Two others, Bell’s vireo and gray vireo, are identified as species of concern on the Audubon Watchlist. This listing spotlights species that may bear intense scrutiny to make certain they don’t become endangered.
Other vireos that can be found in the United States, for at least part of the year, include Philadelphia vireo, plumbeous vireo and Cassin’s vireo. A specialty of Florida is the black-whiskered vireo. 
Many species of vireo are also found in the islands of the Caribbean, including Jamaican vireo, Cuban vireo and Puerto Rican vireo. Some of the more colorful common names for vireos include the yellow-green vireo, golden vireo and yellow-winged vireo. 
In Central and South America, the vireo family expands to include many birds with common names such as “Shrike-Vireo,” “Greenlet” and “Peppershrike.” Some of the varied species include the lemon-chested greenlet, green shrike-vireo and the black-bellied peppershrike.

Many vireos construct deep cup- or basket-shaped nests, often in the higher branches of tall trees.
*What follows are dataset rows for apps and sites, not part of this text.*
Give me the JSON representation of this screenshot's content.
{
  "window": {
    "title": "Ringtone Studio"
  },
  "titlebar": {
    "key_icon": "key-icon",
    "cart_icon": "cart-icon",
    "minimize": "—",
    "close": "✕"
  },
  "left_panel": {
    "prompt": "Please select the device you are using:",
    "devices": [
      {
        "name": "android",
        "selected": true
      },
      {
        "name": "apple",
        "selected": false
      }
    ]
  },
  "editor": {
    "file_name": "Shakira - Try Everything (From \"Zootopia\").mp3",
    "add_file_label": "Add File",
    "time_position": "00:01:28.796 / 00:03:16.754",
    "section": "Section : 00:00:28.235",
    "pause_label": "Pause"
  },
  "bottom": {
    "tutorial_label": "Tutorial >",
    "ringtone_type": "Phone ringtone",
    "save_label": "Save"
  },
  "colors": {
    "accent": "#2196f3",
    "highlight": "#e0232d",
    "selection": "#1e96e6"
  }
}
Male and female share incubation duties and work together to feed their young. 


Photo by Bryan Stevens                              Blue-gray Gnatcatcher have been abundant again, another sign of the approaching fall migration.

Most vireos feed on in­sects during their summer stay north of the border. However, during migration they often feed on berries and continue to do so on their wintering grounds. Experts have noted that the White-throated Vireo is particularly fond of gumbo-limbo seeds. This tropical tree can be found from southern Florida and Mexico, as well as throughout the Caribbean and in South America in Brazil and Venezuela.
To learn more about birds, birding and other topics from the natural world, be sure to friend Bryan Stevens on Facebook at He is always posting about local birds, wildlife, flowers, insects and much more. If you have a question, wish to make a comment or share a sighting, email him at

Photo by Bryan Stevens                                                                                                              A dragonfly sighting that turned out to be a Ruby Meadowhawk is another sign that the fall migration season is at hand.


Photo by Bryan Stevens                                       A Common Buckeye seeks nutrients in damp mud on a recent August afternoon.